Please give the count of lines below with the string "accent" in them, and no other words.

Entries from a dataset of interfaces
::::::::

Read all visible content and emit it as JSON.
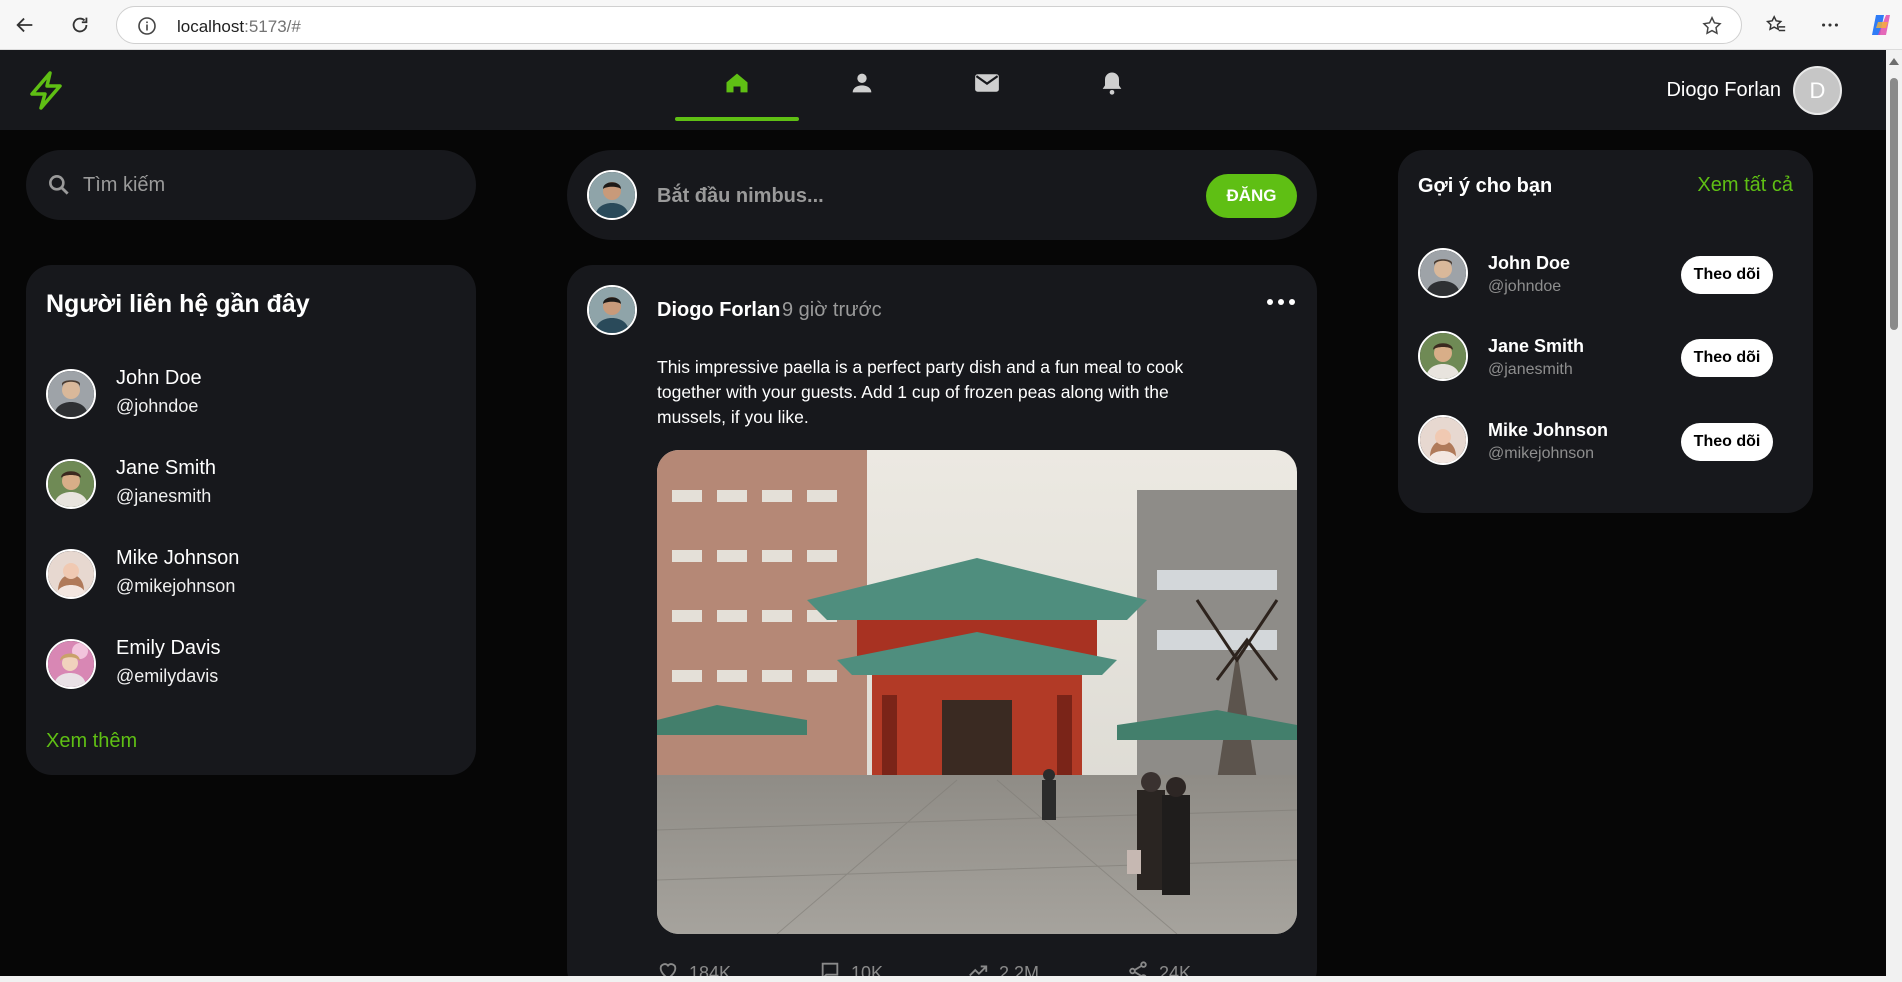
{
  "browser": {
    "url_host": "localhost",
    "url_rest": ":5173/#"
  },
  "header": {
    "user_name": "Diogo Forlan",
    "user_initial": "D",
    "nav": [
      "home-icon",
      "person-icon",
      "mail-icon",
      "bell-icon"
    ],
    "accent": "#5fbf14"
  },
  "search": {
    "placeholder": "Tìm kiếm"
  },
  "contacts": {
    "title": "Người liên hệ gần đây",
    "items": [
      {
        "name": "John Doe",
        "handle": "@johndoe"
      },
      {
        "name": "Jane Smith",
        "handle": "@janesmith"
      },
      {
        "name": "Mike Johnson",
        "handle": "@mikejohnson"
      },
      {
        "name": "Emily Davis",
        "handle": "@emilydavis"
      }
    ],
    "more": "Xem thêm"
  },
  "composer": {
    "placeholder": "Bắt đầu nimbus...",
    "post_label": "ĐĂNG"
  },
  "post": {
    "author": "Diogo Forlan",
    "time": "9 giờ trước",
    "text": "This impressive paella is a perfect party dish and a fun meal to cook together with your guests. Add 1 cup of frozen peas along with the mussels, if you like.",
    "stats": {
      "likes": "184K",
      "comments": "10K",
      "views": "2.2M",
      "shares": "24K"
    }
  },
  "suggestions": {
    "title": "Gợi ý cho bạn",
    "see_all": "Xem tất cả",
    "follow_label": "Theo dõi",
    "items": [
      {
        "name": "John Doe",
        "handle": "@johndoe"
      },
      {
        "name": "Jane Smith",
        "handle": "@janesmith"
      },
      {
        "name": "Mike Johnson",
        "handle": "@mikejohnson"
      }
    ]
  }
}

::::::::

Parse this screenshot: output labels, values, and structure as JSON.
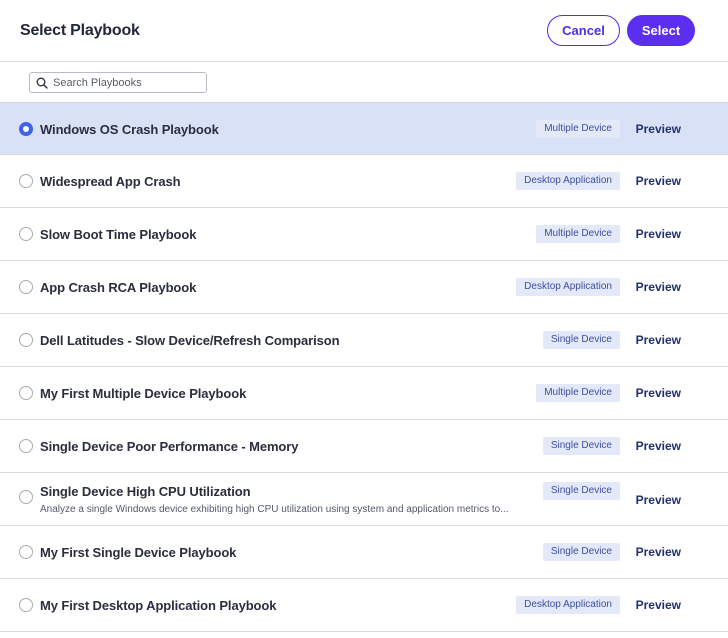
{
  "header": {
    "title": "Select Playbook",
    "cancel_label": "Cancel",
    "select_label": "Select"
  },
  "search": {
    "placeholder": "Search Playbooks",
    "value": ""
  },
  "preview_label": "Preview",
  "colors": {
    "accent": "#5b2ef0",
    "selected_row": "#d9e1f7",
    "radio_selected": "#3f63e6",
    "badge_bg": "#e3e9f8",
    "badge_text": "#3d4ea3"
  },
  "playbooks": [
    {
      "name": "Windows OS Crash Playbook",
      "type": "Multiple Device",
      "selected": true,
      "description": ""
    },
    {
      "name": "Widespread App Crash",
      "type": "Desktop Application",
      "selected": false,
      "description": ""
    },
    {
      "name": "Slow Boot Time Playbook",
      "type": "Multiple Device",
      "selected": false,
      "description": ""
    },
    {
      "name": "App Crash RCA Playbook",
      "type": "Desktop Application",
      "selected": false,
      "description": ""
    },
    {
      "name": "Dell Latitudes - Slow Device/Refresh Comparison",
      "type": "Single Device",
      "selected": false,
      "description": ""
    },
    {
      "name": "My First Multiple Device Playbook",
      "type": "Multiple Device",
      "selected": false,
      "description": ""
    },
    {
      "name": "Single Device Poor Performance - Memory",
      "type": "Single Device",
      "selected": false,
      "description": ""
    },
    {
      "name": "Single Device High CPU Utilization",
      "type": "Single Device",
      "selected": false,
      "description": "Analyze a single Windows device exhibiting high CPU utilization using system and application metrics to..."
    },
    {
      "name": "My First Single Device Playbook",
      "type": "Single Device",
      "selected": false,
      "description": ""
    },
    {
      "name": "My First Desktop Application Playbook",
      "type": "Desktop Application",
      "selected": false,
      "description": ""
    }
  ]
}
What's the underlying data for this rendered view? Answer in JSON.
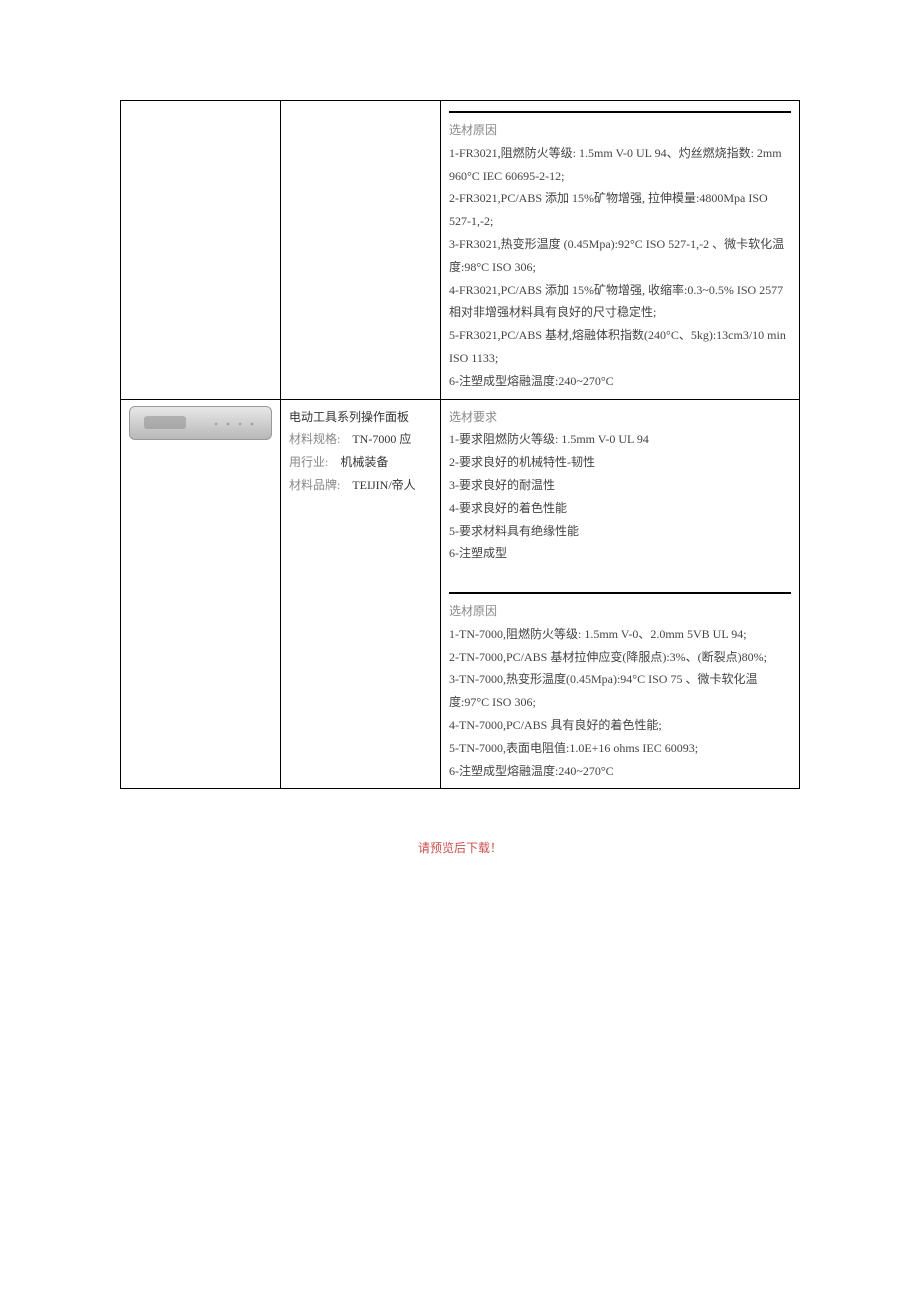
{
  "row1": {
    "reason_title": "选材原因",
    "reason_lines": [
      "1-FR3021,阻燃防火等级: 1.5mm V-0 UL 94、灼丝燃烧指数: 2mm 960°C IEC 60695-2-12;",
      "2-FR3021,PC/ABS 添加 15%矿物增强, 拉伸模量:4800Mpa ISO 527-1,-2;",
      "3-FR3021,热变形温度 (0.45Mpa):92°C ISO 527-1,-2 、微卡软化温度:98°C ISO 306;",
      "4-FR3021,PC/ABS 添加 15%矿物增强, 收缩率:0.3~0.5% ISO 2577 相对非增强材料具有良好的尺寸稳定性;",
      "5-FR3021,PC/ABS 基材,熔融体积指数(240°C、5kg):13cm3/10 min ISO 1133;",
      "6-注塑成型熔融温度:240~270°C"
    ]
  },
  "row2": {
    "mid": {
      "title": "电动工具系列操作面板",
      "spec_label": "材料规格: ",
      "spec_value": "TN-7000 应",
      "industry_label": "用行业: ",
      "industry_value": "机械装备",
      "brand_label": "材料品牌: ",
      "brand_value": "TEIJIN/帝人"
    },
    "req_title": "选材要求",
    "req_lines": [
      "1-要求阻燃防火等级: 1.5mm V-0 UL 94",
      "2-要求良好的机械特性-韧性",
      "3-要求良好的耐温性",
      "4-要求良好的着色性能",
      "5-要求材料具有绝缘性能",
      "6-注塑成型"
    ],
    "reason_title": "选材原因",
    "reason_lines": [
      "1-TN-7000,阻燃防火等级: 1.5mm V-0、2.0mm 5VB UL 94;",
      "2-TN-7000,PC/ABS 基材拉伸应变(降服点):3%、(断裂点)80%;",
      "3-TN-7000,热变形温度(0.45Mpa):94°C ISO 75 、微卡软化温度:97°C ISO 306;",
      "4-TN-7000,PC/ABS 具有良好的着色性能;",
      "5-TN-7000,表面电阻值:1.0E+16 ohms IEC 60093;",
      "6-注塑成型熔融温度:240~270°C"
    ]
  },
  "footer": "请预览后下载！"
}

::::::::

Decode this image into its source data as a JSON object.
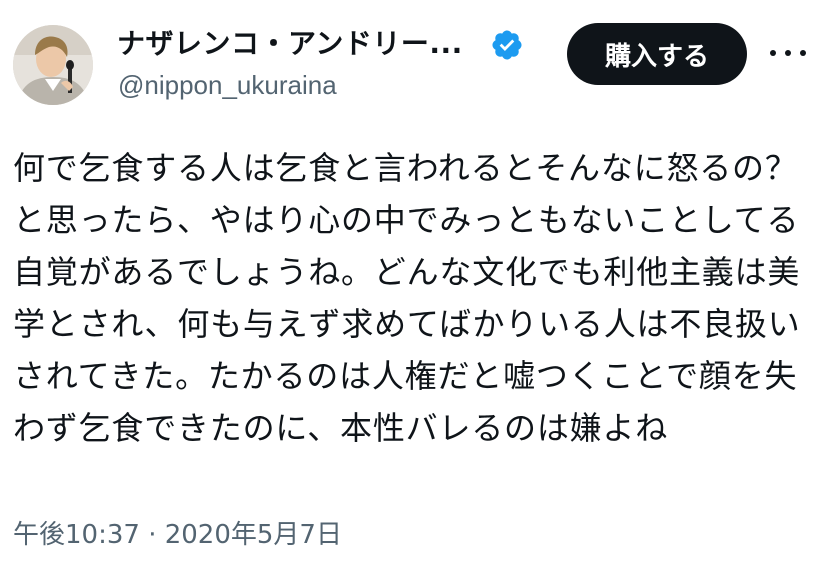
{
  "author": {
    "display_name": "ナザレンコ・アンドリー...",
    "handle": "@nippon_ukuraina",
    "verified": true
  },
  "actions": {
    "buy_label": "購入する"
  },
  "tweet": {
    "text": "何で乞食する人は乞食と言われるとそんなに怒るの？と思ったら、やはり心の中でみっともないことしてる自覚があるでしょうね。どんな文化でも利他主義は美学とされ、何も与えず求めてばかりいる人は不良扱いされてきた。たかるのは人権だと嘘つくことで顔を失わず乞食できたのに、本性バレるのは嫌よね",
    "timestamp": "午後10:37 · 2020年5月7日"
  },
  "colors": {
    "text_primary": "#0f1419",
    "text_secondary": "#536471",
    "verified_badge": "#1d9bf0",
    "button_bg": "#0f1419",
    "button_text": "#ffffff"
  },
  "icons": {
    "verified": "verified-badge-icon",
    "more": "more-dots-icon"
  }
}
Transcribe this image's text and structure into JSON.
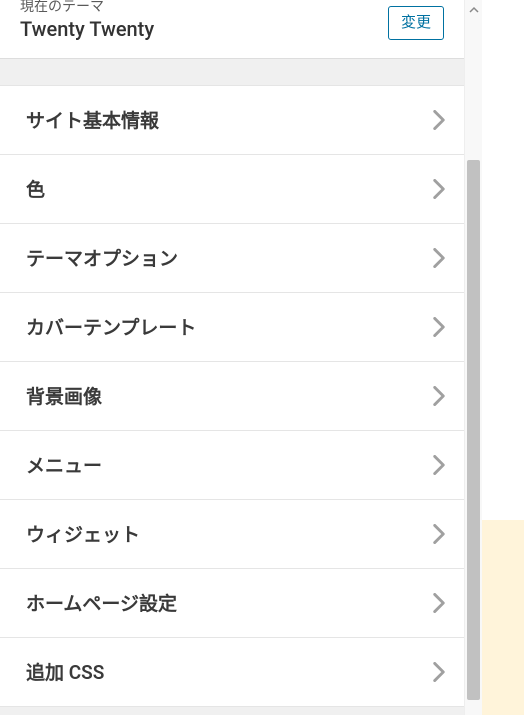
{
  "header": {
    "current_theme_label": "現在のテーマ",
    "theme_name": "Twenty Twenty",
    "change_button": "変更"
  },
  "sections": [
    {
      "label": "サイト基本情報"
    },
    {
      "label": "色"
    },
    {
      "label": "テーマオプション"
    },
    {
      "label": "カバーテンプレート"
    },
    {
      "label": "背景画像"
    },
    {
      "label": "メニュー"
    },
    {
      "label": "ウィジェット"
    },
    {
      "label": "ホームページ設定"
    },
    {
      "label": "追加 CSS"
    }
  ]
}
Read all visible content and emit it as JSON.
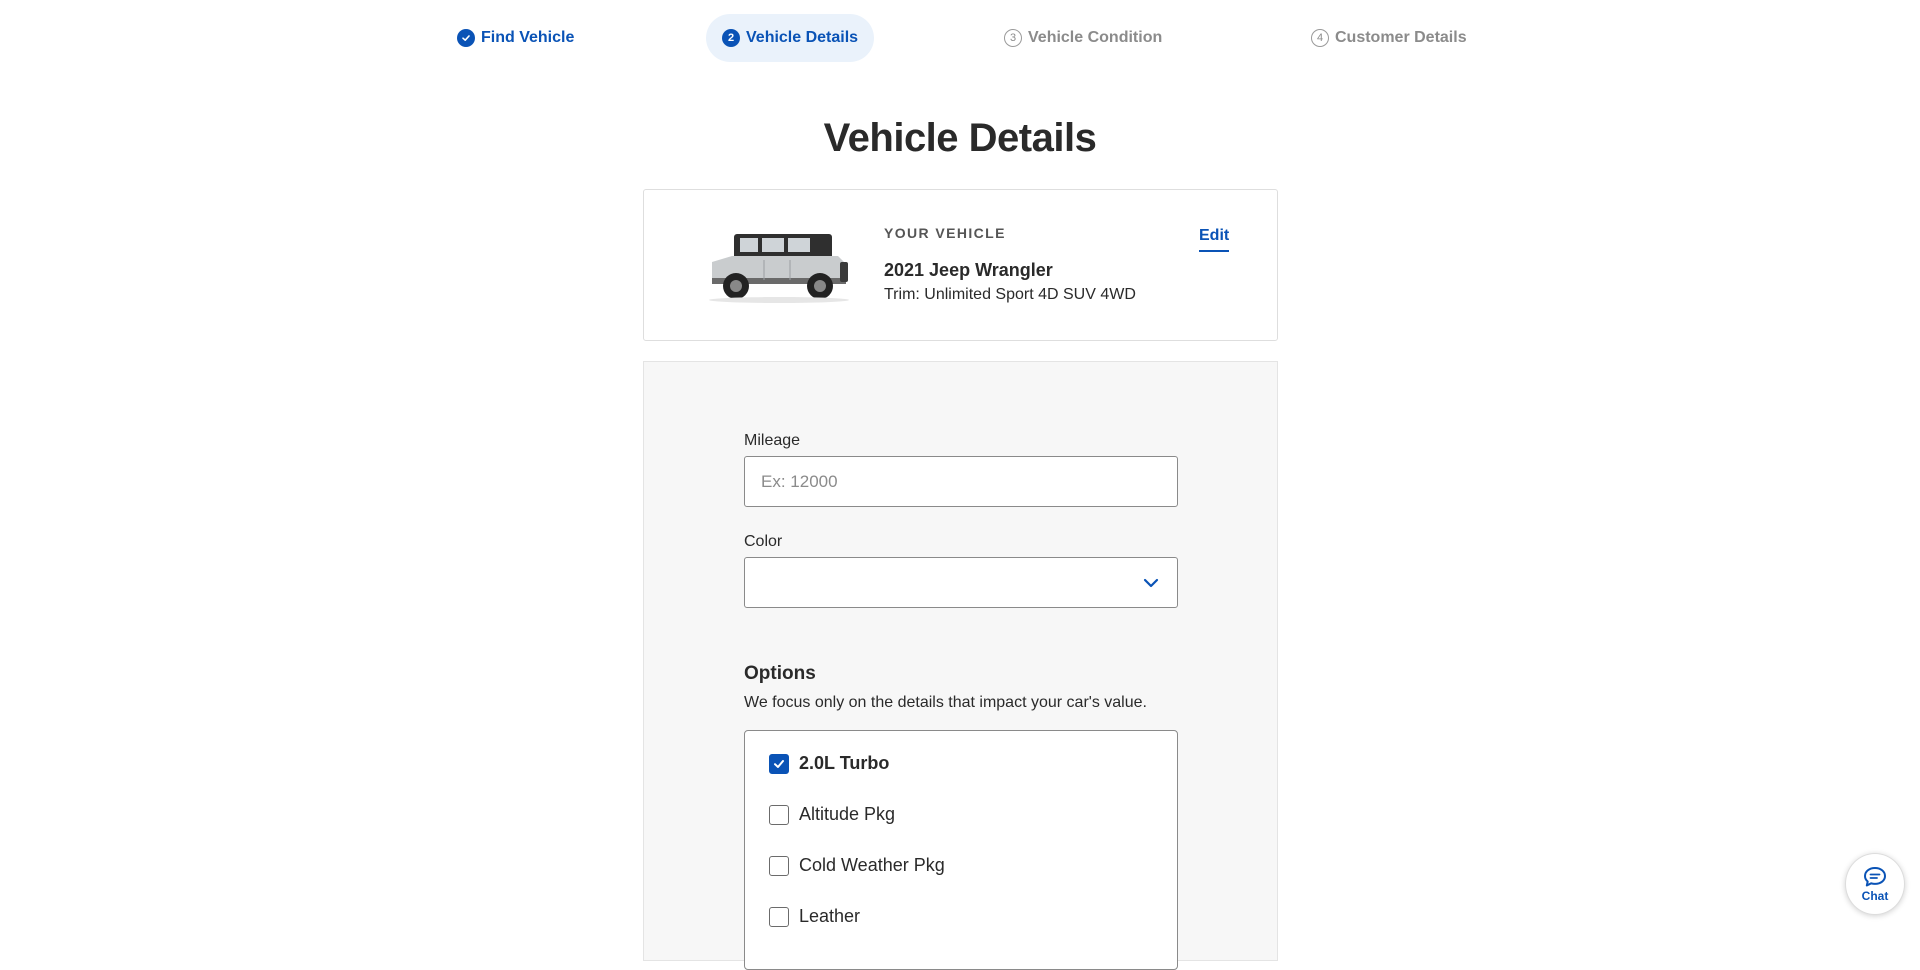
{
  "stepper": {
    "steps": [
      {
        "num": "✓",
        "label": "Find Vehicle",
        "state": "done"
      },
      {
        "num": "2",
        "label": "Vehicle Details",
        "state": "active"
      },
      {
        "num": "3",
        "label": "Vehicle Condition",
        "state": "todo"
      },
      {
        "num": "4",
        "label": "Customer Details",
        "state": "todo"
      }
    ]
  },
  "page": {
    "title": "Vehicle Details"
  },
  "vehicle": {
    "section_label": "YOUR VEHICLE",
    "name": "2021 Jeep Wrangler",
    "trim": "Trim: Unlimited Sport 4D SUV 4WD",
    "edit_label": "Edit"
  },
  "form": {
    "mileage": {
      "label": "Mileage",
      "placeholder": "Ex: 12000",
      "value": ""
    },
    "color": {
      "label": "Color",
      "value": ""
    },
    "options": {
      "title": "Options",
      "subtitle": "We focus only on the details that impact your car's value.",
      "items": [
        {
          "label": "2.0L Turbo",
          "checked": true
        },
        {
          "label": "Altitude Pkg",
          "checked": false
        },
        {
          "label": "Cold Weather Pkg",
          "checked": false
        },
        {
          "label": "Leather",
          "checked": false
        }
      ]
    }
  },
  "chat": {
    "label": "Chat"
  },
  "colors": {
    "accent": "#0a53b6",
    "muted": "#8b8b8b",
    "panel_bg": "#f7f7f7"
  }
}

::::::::

▸ **Exercise answer**
3